{extension_alias}:
    mapping:
        user:
            class: "AnotherBundle\Entity\AnotherUser"
            mapping_file: "@AnotherBundle/Resources/config/doctrine/AnotherUser.orm.yml"
            manager: "another_manager"
            enabled: false

The extension_alias value will always depend on the Extension alias, and in that case, your mapping_file value can point to a YML or XML mapping file.

Bundles and Components

This library is useful as well when you want to change your bundle and split it between the Symfony Bundle and the PHP Component.

After this split, make sure that your MappingBagProvider defines the new mapping namespace properly

/**
 * Class MappingBagProvider.
 */
class MyBundleMappingBagProvider implements MappingBagProvider
{
    /**
     * Get mapping bag collection.
     *
     * @return MappingBagCollection
     */
    public function getMappingBagCollection() : MappingBagCollection
    {
        return MappingBagCollection::create(
            ['user' => 'User'],
            '@MyBundle',
            'MyOtherNamespace\Entity'
        );
    }
}

Exposing your mapping without BaseBundle

You can expose your mapping without using BaseExtension and BaseConfiguration.

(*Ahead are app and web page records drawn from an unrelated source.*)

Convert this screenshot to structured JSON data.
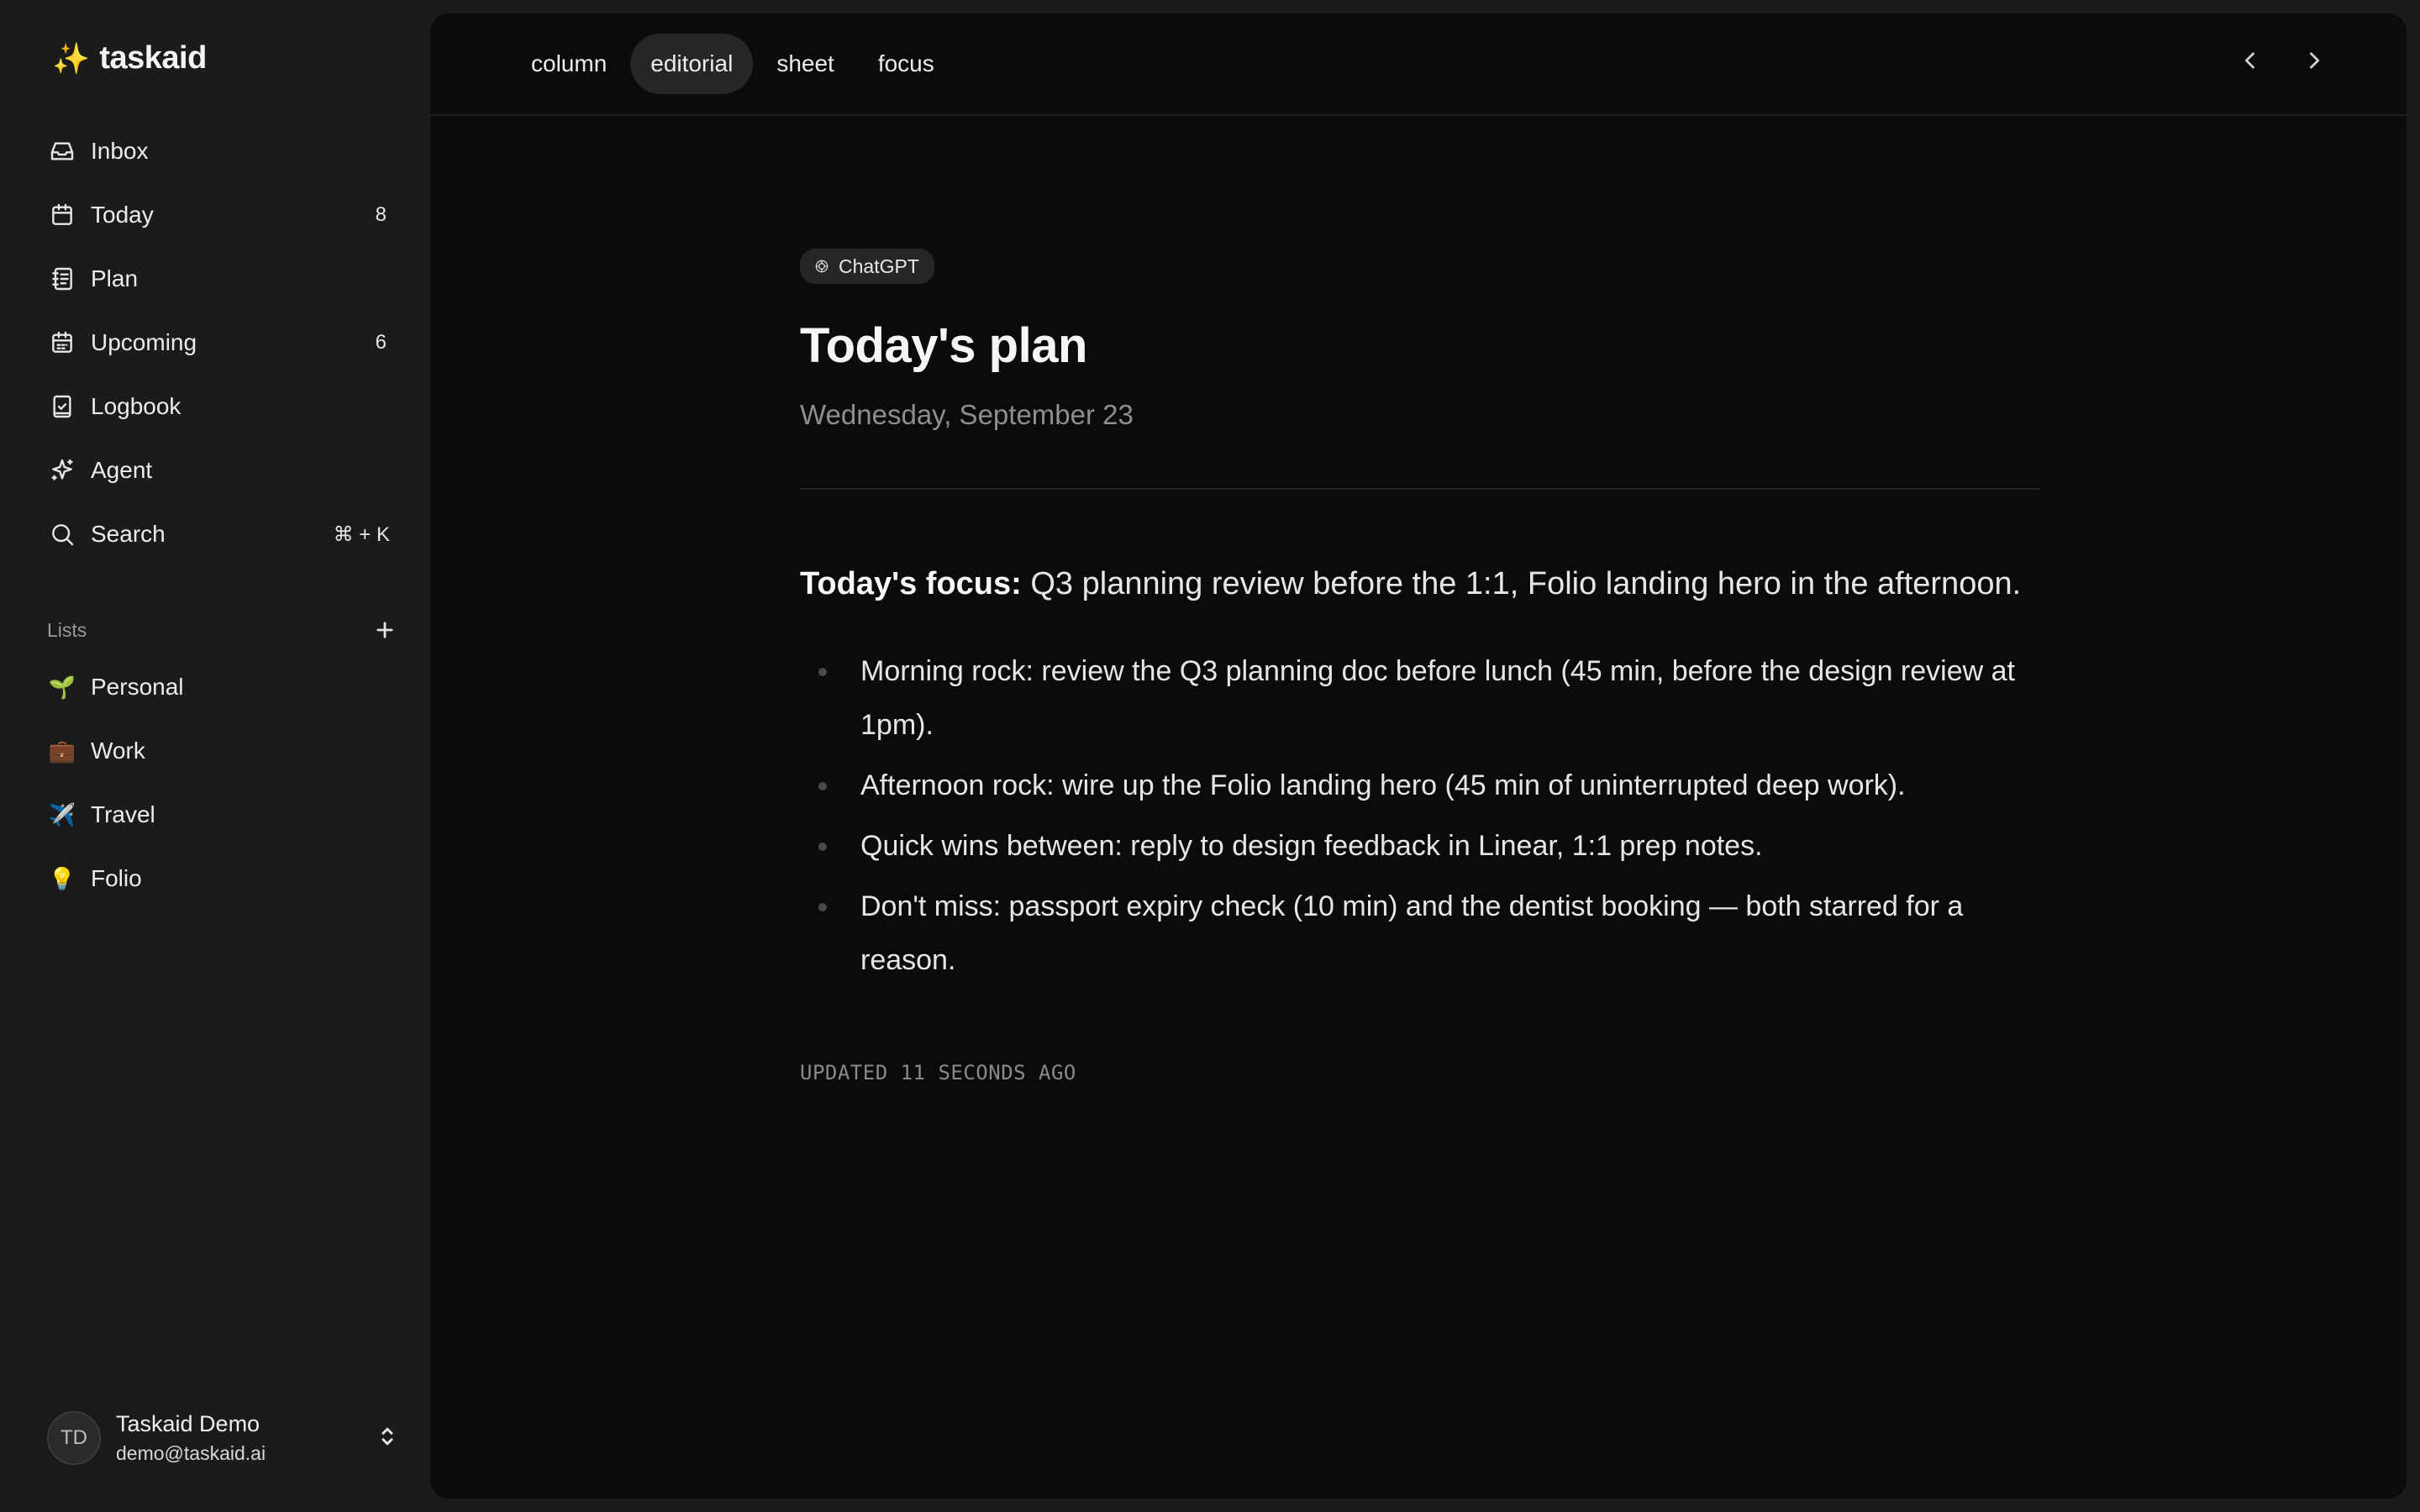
{
  "brand": {
    "name": "taskaid",
    "icon": "sparkles-icon"
  },
  "nav": {
    "items": [
      {
        "label": "Inbox",
        "icon": "inbox-icon",
        "count": ""
      },
      {
        "label": "Today",
        "icon": "calendar-icon",
        "count": "8"
      },
      {
        "label": "Plan",
        "icon": "notebook-icon",
        "count": ""
      },
      {
        "label": "Upcoming",
        "icon": "calendar-grid-icon",
        "count": "6"
      },
      {
        "label": "Logbook",
        "icon": "logbook-icon",
        "count": ""
      },
      {
        "label": "Agent",
        "icon": "sparkle-agent-icon",
        "count": ""
      },
      {
        "label": "Search",
        "icon": "search-icon",
        "shortcut": "⌘ + K"
      }
    ]
  },
  "lists": {
    "heading": "Lists",
    "items": [
      {
        "emoji": "🌱",
        "label": "Personal"
      },
      {
        "emoji": "💼",
        "label": "Work"
      },
      {
        "emoji": "✈️",
        "label": "Travel"
      },
      {
        "emoji": "💡",
        "label": "Folio"
      }
    ]
  },
  "user": {
    "initials": "TD",
    "name": "Taskaid Demo",
    "email": "demo@taskaid.ai"
  },
  "toolbar": {
    "tabs": [
      {
        "label": "column",
        "active": false
      },
      {
        "label": "editorial",
        "active": true
      },
      {
        "label": "sheet",
        "active": false
      },
      {
        "label": "focus",
        "active": false
      }
    ]
  },
  "doc": {
    "badge": "ChatGPT",
    "title": "Today's plan",
    "date": "Wednesday, September 23",
    "focus_label": "Today's focus:",
    "focus_text": " Q3 planning review before the 1:1, Folio landing hero in the afternoon.",
    "bullets": [
      "Morning rock: review the Q3 planning doc before lunch (45 min, before the design review at 1pm).",
      "Afternoon rock: wire up the Folio landing hero (45 min of uninterrupted deep work).",
      "Quick wins between: reply to design feedback in Linear, 1:1 prep notes.",
      "Don't miss: passport expiry check (10 min) and the dentist booking — both starred for a reason."
    ],
    "updated": "UPDATED 11 SECONDS AGO"
  }
}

What these two classes do for you is just adding all the fields in your configuration tree, validating them all and adding the resulting values in your container as parameters, so if you want to do these steps without BaseBundle make sure that, at the end, you have the right parameters in your container.

Documentation extra

Some libraries will be used as well during the documentation. We encourage you to check them all in order to increase the quality of your bundles and the way you know them.